staff was not free from racism and that many non-white locals were eager to
work for IH, even though they were often given the most menial jobs, because
it offered the chance of social mobility. And these chapters also highlight that
it was not only finances but also attitudes towards excrement and ideas about
worms that determined the extent to which local populations participated in the
campaigns. By shedding such insights into class and race in early 20th-century
Central America and Anglophone Caribbean, Launching Global Health not only
makes essential reading for medical historians but also for Caribbeanists and
Latin Americanists.
HENRICE ALTINK University of York
L’hygiène à l’école. Une alliance de la santé et de l’éducation. XVIIIe-XIXe
siècle
Séverine Parayre
Saint-Etienne, Presses Universitaires de Saint-Etienne, 2011, 364 p., Є30,40
Préface de Didier Nourrisson

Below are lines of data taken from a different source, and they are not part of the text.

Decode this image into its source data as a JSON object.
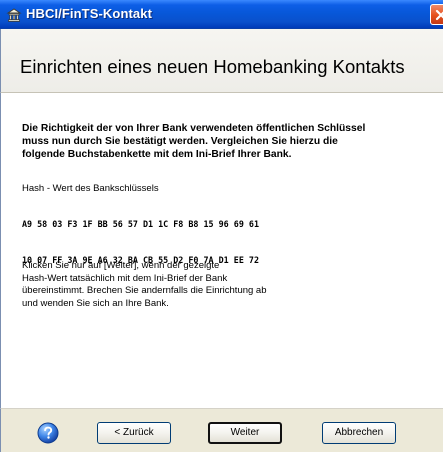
{
  "window": {
    "title": "HBCI/FinTS-Kontakt",
    "icon_name": "bank-icon",
    "close_icon_name": "close-icon",
    "title_bar_color": "#0757d8",
    "close_button_color": "#e6501b"
  },
  "header": {
    "title": "Einrichten eines neuen Homebanking Kontakts"
  },
  "content": {
    "intro_lines": [
      "Die Richtigkeit der von Ihrer Bank verwendeten öffentlichen Schlüssel",
      "muss nun durch Sie bestätigt werden. Vergleichen Sie hierzu die",
      "folgende Buchstabenkette mit dem Ini-Brief Ihrer Bank."
    ],
    "hash_label": "Hash - Wert des Bankschlüssels",
    "hash_lines": [
      "A9 58 03 F3 1F BB 56 57 D1 1C F8 B8 15 96 69 61",
      "10 07 FF 3A 9E A6 32 BA CB 55 D2 F0 7A D1 EE 72"
    ],
    "instruction_lines": [
      "Klicken Sie nur auf [Weiter], wenn der gezeigte",
      "Hash-Wert tatsächlich mit dem Ini-Brief der Bank",
      "übereinstimmt. Brechen Sie andernfalls die Einrichtung ab",
      "und wenden Sie sich an Ihre Bank."
    ]
  },
  "footer": {
    "help_icon": "help-icon",
    "buttons": {
      "back": "< Zurück",
      "next": "Weiter",
      "cancel": "Abbrechen"
    }
  }
}
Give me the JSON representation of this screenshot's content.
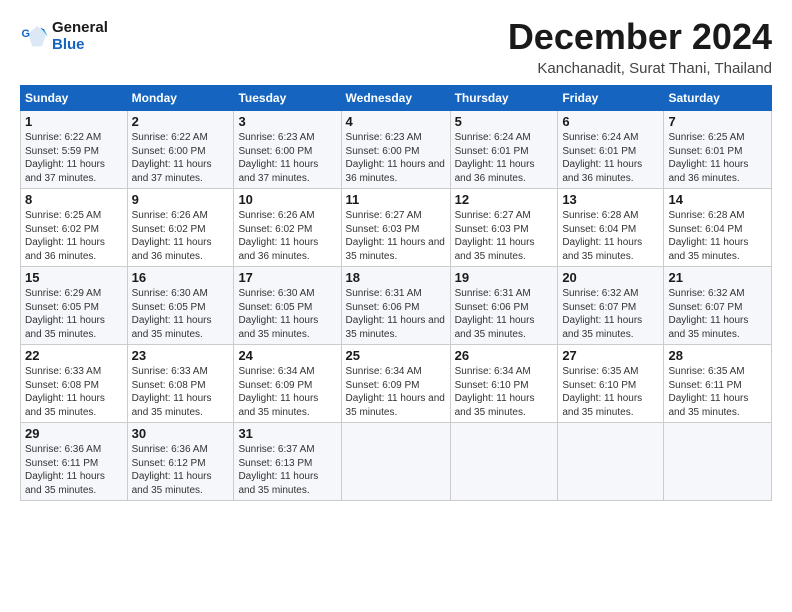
{
  "logo": {
    "line1": "General",
    "line2": "Blue"
  },
  "title": "December 2024",
  "subtitle": "Kanchanadit, Surat Thani, Thailand",
  "days_of_week": [
    "Sunday",
    "Monday",
    "Tuesday",
    "Wednesday",
    "Thursday",
    "Friday",
    "Saturday"
  ],
  "weeks": [
    [
      {
        "day": 1,
        "sunrise": "6:22 AM",
        "sunset": "5:59 PM",
        "daylight": "11 hours and 37 minutes."
      },
      {
        "day": 2,
        "sunrise": "6:22 AM",
        "sunset": "6:00 PM",
        "daylight": "11 hours and 37 minutes."
      },
      {
        "day": 3,
        "sunrise": "6:23 AM",
        "sunset": "6:00 PM",
        "daylight": "11 hours and 37 minutes."
      },
      {
        "day": 4,
        "sunrise": "6:23 AM",
        "sunset": "6:00 PM",
        "daylight": "11 hours and 36 minutes."
      },
      {
        "day": 5,
        "sunrise": "6:24 AM",
        "sunset": "6:01 PM",
        "daylight": "11 hours and 36 minutes."
      },
      {
        "day": 6,
        "sunrise": "6:24 AM",
        "sunset": "6:01 PM",
        "daylight": "11 hours and 36 minutes."
      },
      {
        "day": 7,
        "sunrise": "6:25 AM",
        "sunset": "6:01 PM",
        "daylight": "11 hours and 36 minutes."
      }
    ],
    [
      {
        "day": 8,
        "sunrise": "6:25 AM",
        "sunset": "6:02 PM",
        "daylight": "11 hours and 36 minutes."
      },
      {
        "day": 9,
        "sunrise": "6:26 AM",
        "sunset": "6:02 PM",
        "daylight": "11 hours and 36 minutes."
      },
      {
        "day": 10,
        "sunrise": "6:26 AM",
        "sunset": "6:02 PM",
        "daylight": "11 hours and 36 minutes."
      },
      {
        "day": 11,
        "sunrise": "6:27 AM",
        "sunset": "6:03 PM",
        "daylight": "11 hours and 35 minutes."
      },
      {
        "day": 12,
        "sunrise": "6:27 AM",
        "sunset": "6:03 PM",
        "daylight": "11 hours and 35 minutes."
      },
      {
        "day": 13,
        "sunrise": "6:28 AM",
        "sunset": "6:04 PM",
        "daylight": "11 hours and 35 minutes."
      },
      {
        "day": 14,
        "sunrise": "6:28 AM",
        "sunset": "6:04 PM",
        "daylight": "11 hours and 35 minutes."
      }
    ],
    [
      {
        "day": 15,
        "sunrise": "6:29 AM",
        "sunset": "6:05 PM",
        "daylight": "11 hours and 35 minutes."
      },
      {
        "day": 16,
        "sunrise": "6:30 AM",
        "sunset": "6:05 PM",
        "daylight": "11 hours and 35 minutes."
      },
      {
        "day": 17,
        "sunrise": "6:30 AM",
        "sunset": "6:05 PM",
        "daylight": "11 hours and 35 minutes."
      },
      {
        "day": 18,
        "sunrise": "6:31 AM",
        "sunset": "6:06 PM",
        "daylight": "11 hours and 35 minutes."
      },
      {
        "day": 19,
        "sunrise": "6:31 AM",
        "sunset": "6:06 PM",
        "daylight": "11 hours and 35 minutes."
      },
      {
        "day": 20,
        "sunrise": "6:32 AM",
        "sunset": "6:07 PM",
        "daylight": "11 hours and 35 minutes."
      },
      {
        "day": 21,
        "sunrise": "6:32 AM",
        "sunset": "6:07 PM",
        "daylight": "11 hours and 35 minutes."
      }
    ],
    [
      {
        "day": 22,
        "sunrise": "6:33 AM",
        "sunset": "6:08 PM",
        "daylight": "11 hours and 35 minutes."
      },
      {
        "day": 23,
        "sunrise": "6:33 AM",
        "sunset": "6:08 PM",
        "daylight": "11 hours and 35 minutes."
      },
      {
        "day": 24,
        "sunrise": "6:34 AM",
        "sunset": "6:09 PM",
        "daylight": "11 hours and 35 minutes."
      },
      {
        "day": 25,
        "sunrise": "6:34 AM",
        "sunset": "6:09 PM",
        "daylight": "11 hours and 35 minutes."
      },
      {
        "day": 26,
        "sunrise": "6:34 AM",
        "sunset": "6:10 PM",
        "daylight": "11 hours and 35 minutes."
      },
      {
        "day": 27,
        "sunrise": "6:35 AM",
        "sunset": "6:10 PM",
        "daylight": "11 hours and 35 minutes."
      },
      {
        "day": 28,
        "sunrise": "6:35 AM",
        "sunset": "6:11 PM",
        "daylight": "11 hours and 35 minutes."
      }
    ],
    [
      {
        "day": 29,
        "sunrise": "6:36 AM",
        "sunset": "6:11 PM",
        "daylight": "11 hours and 35 minutes."
      },
      {
        "day": 30,
        "sunrise": "6:36 AM",
        "sunset": "6:12 PM",
        "daylight": "11 hours and 35 minutes."
      },
      {
        "day": 31,
        "sunrise": "6:37 AM",
        "sunset": "6:13 PM",
        "daylight": "11 hours and 35 minutes."
      },
      null,
      null,
      null,
      null
    ]
  ]
}
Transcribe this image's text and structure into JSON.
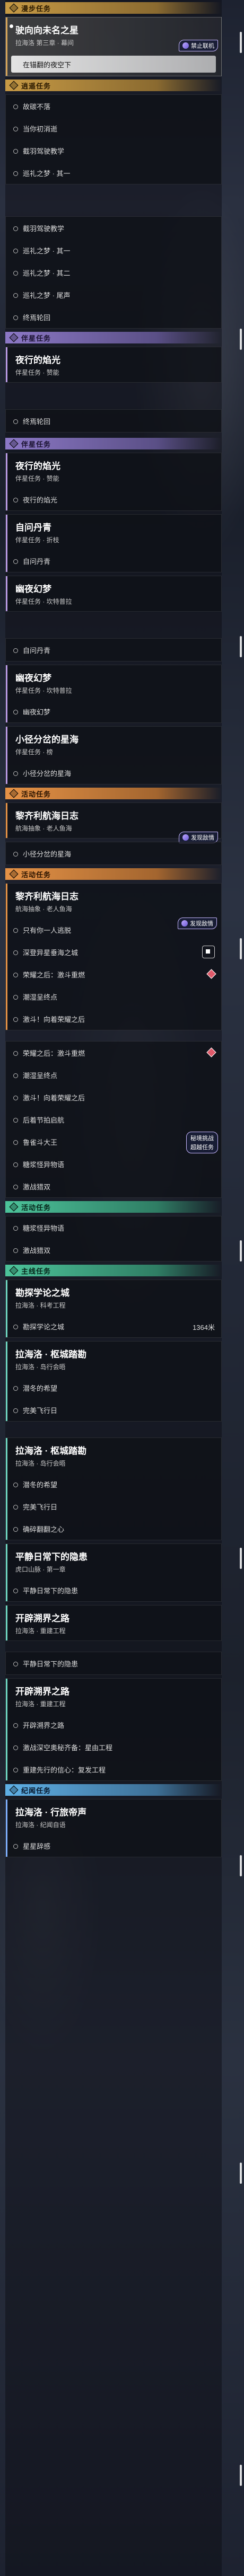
{
  "sections": {
    "daily": "漫步任务",
    "companion": "逍遥任务",
    "companion_repeat": "伴星任务",
    "activity": "活动任务",
    "main": "主线任务",
    "event": "纪闻任务"
  },
  "items": {
    "i1_title": "驶向向未名之星",
    "i1_sub": "拉海洛 第三章 · 幕间",
    "i1_tracked": "在锚翻的夜空下",
    "i2a": "故碳不落",
    "i2b": "当你初消逝",
    "i2c": "截羽驾驶教学",
    "i2d": "巡礼之梦 · 其一",
    "i3a": "截羽驾驶教学",
    "i3b": "巡礼之梦 · 其一",
    "i3c": "巡礼之梦 · 其二",
    "i3d": "巡礼之梦 · 尾声",
    "i3e": "终焉轮回",
    "i4_title": "夜行的焰光",
    "i4_sub": "伴星任务 · 赞能",
    "i4a": "终焉轮回",
    "i5_title": "夜行的焰光",
    "i5_sub": "伴星任务 · 赞能",
    "i5a": "夜行的焰光",
    "i6_title": "自问丹青",
    "i6_sub": "伴星任务 · 折枝",
    "i6a": "自问丹青",
    "i7_title": "幽夜幻梦",
    "i7_sub": "伴星任务 · 坎特普拉",
    "i8a": "自问丹青",
    "i9_title": "幽夜幻梦",
    "i9_sub": "伴星任务 · 坎特普拉",
    "i9a": "幽夜幻梦",
    "i10_title": "小径分岔的星海",
    "i10_sub": "伴星任务 · 榜",
    "i10a": "小径分岔的星海",
    "i11_title": "黎齐利航海日志",
    "i11_sub": "航海抽象 · 老人鱼海",
    "i11a": "小径分岔的星海",
    "i12_title": "黎齐利航海日志",
    "i12_sub": "航海抽象 · 老人鱼海",
    "i12a": "只有你一人逃脱",
    "i12b": "深登异星垂海之城",
    "i12c": "荣耀之后：激斗重燃",
    "i12d": "潮湿呈终点",
    "i12e": "激斗！向着荣耀之后",
    "i13a": "荣耀之后：激斗重燃",
    "i13b": "潮湿呈终点",
    "i13c": "激斗！向着荣耀之后",
    "i13d": "后着节拍启航",
    "i13e": "鲁雀斗大王",
    "i13f": "糖浆怪异物语",
    "i13g": "激战猎双",
    "i14a": "糖浆怪异物语",
    "i14b": "激战猎双",
    "i15_title": "勘探学论之城",
    "i15_sub": "拉海洛 · 科考工程",
    "i15a": "勘探学论之城",
    "i15a_num": "1364米",
    "i16_title": "拉海洛 · 枢城踏勘",
    "i16_sub": "拉海洛 · 岛行会晤",
    "i16a": "潜冬的希望",
    "i16b": "完美飞行日",
    "i17_title": "拉海洛 · 枢城踏勘",
    "i17_sub": "拉海洛 · 岛行会晤",
    "i17a": "潜冬的希望",
    "i17b": "完美飞行日",
    "i17c": "确碎翻翻之心",
    "i18_title": "平静日常下的隐患",
    "i18_sub": "虎口山脉 · 第一章",
    "i18a": "平静日常下的隐患",
    "i19_title": "开辟溯界之路",
    "i19_sub": "拉海洛 · 重建工程",
    "i19a": "平静日常下的隐患",
    "i20_title": "开辟溯界之路",
    "i20_sub": "拉海洛 · 重建工程",
    "i20a": "开辟溯界之路",
    "i20b": "激战深空奥秘齐备：星由工程",
    "i20c": "重建先行的信心：复发工程",
    "i21_title": "拉海洛 · 行旅帝声",
    "i21_sub": "拉海洛 · 纪闻自语",
    "i21a": "星星辞感"
  },
  "badges": {
    "offline": "禁止联机",
    "wait": "发现敌情",
    "wait2": "秘境挑战",
    "wait3": "超越任务"
  }
}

C’est un ouvrage important que celui publié par Séverine Parayre, sur la base
d’une thèse de doctorat soutenue en 2007 à l’Université Paris V, sous la direction
de Georges Vigarello. L’hygiène à l’école est important parce qu’il est le seul, à
ce jour, à aborder en profondeur et avec précision, les racines et les développements de l’alliance entre la santé et l’éducation entre la fin du XVIIe siècle
et la fin du XIXe siècle. Les deux extrémités de cette étude – la formation d’un
rêve hygiénique nouveau sous l’Ancien Régime d’une part et l’avènement d’un
hygiénisme d’État dans la Troisième République de l’autre – ont en effet fait
l’objet de travaux en histoire de la santé et de la médecine notamment, mais les
conditions du passage de l’une à l’autre restaient encore mal connues.
Important, cet ouvrage l’est également, par la somme de documents étudiés.
Il suffit de parcourir la liste des archives et des sources analysées pour saisir
l’ampleur de la tâche réalisée par son auteure. Séverine Parayre a le goût de
l’archive et sait nous le faire partager. Chaque étape de son étude est solidement
étayée par une analyse scrupuleuse de sources – d’ailleurs majoritairement inédites.
Important, ce travail l’est enfin par les résultats fournis. En reconstituant les
étapes et les épreuves qui ont organisé la genèse de l’hygiène scolaire et finalement déterminé notre prévention et notre éducation à la santé contemporaine,
il permet de renouveler le regard que nous portons sur l’école et sur la santé,
tout en repensant des liens que l’on avait trop vite limités à une démarche biopolitique de médicalisation.
La première partie de son ouvrage se compose de quatre chapitres qui
explorent les prémices de l’hygiène à l’école de la fin du XVIIe siècle jusqu’au
départ du XIXe siècle. À la manière d’un état des lieux introductif Parayre nous
présente, sous forme de thématiques ciblées, les différentes conceptions médicales de l’hygiène et de la santé à l’œuvre au siècle des Lumières et nous décrit
les conditions de l’enseignement sous l’Ancien Régime. Reprenant, par le biais
d’un retour systématique aux sources historiques, les analyses classiques des